If you know or suspect you might score highly on neuroticism as a personality trait, I have some unfortunate news for you: According to new research published in the journal Human Brain Mapping, neurotic people have worse memories than non-neurotic people. And by “I have some unfortunate news for you,” I also mean, “I have some unfortunate news for me,” because, well… I'm not exactly the most laid back of people. Maybe this explains my overwhelming urge to make lists of everything I need to do in order to make extra, extra sure I don't forget anything.
The new study comes to us from researchers at the Icahn School of Medicine at Mount Sinai in New York. In order to examine the relationship between personality and brain plasticity — that is, whether certain personality traits correlate with your brain's ability to adapt, grow, and learn — they teamed up with a few colleagues from the UL and Switzerland and zeroed in on one particular trait as their focus: Neuroticism. Why neuroticism? Because it's “universally implicated in making things difficult for people, whatever they might be doing,” said lead author Sophia Frangou to Smithsonian. “These associations have been known, but there was no mechanism to say why one thing influenced the other.”
No, Bones. Not that kind of mechanism.
It's worth noting that the sample size was relatively small — just 40 adults — but the study is still fascinating. Those 40 adults performed a memory test that asked them to pick out when a letter displayed on a screen matched one from a sequence of letters previously displayed… but there was a catch, of course: While they were taking the test, their brain activity was measured via functional magnetic resonance imaging (fMRI). Later on, the participants also took a personality test meant to measure them on the Big Five traits of neuroticism, extroversion, openness, agreeableness, and conscientiousness.
As you may have already guessed, the researchers found a correlation of note: People who scored higher in neuroticism did less well on the memory test than their non-neurotic counterparts. Frangou theorized that it had something to do with the fact that neurotic people are often preoccupied with every terrible outcome that could possibly emerge from any given situation: “We found that people who are more neurotic, perhaps because they have a tendency to worry, were less efficient,” she said to Smithsonian.
Neuroticism hasn't just been linked with poor memory, though; tons of other somewhat unusual characteristics often display in neurotic people, as well. What types of characteristics? These four, to start — which really explains so much to me about myself. Seriously, you guys. Looks like for my next psychological test post, I'm buckling down on finding out whether I'm clinically neurotic…
1. Neurotic People Often Have Poor Health
Studies have linked neuroticism to everything from heart disease to lung disease, although exactly why neurotic people suffer poor health compared to their less-neurotic pals remains to be seen. One study suggested that it has something to do with how communicative certain personality types are with healthcare professionals, but the jury's still kind of out on that one.
2. They're Also Better Pet Owners

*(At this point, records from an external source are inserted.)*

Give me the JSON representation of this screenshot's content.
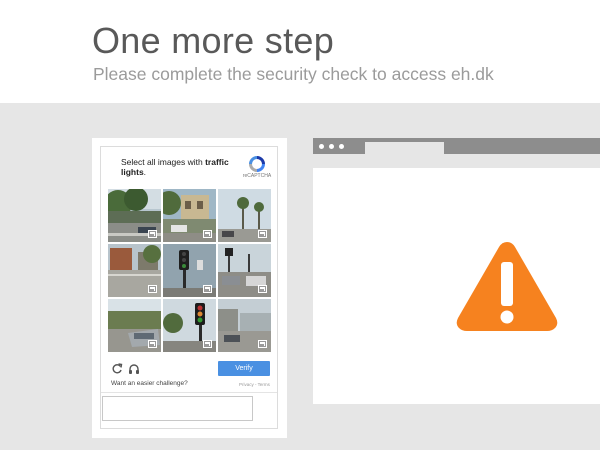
{
  "page": {
    "title": "One more step",
    "subtitle": "Please complete the security check to access eh.dk"
  },
  "captcha": {
    "instruction_prefix": "Select all images with ",
    "instruction_bold": "traffic lights",
    "instruction_suffix": ".",
    "brand_label": "reCAPTCHA",
    "verify_label": "Verify",
    "easier_challenge": "Want an easier challenge?",
    "privacy_terms": "Privacy - Terms",
    "answer_value": "",
    "icons": {
      "reload": "reload-icon",
      "audio": "headphones-icon",
      "logo": "recaptcha-logo-icon"
    },
    "tiles": [
      {
        "name": "street-with-trees"
      },
      {
        "name": "building-and-cars"
      },
      {
        "name": "palm-trees-street"
      },
      {
        "name": "parking-lot"
      },
      {
        "name": "traffic-light-tall"
      },
      {
        "name": "intersection-cars"
      },
      {
        "name": "parked-car"
      },
      {
        "name": "traffic-light-close"
      },
      {
        "name": "cross-street"
      }
    ]
  },
  "illustration": {
    "warning_color": "#f6821f",
    "browser_frame_color": "#8d8d8d"
  },
  "colors": {
    "verify_button": "#4a90e2",
    "background": "#e6e6e6"
  }
}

I'm really resisting the urge to make a crazy cat lady joke here, but, well… too late. Since I am one, though, maybe we can just let it go this time. Anyway, research from California State University-East Bay and UC Berkeley found that people who score highly in neuroticism also have a high level of affection for and dependence on their pets — which, argued co-author Mikel Delgado, is actually great for the pets in terms of getting better care.
3. Sadly, Neurotic People Get Paid Less
A study published in the Journal of Economic Behavior and Organization this spring found that neurotic people might be paid as much as $2,000 less than extroverted, outwardly confident ones. It's not that they do their jobs badly; it's just that they're often shy, nervous, and anxious, which can unfortunately hurt your chances for a raise. At least the study also found that neurotic people also gain respect over time, though, so… there's that.
4. But They Also See Faces In Inanimate Objects
This one? This one is OK. I get a kick out of things that look like they have faces. They're hilarious.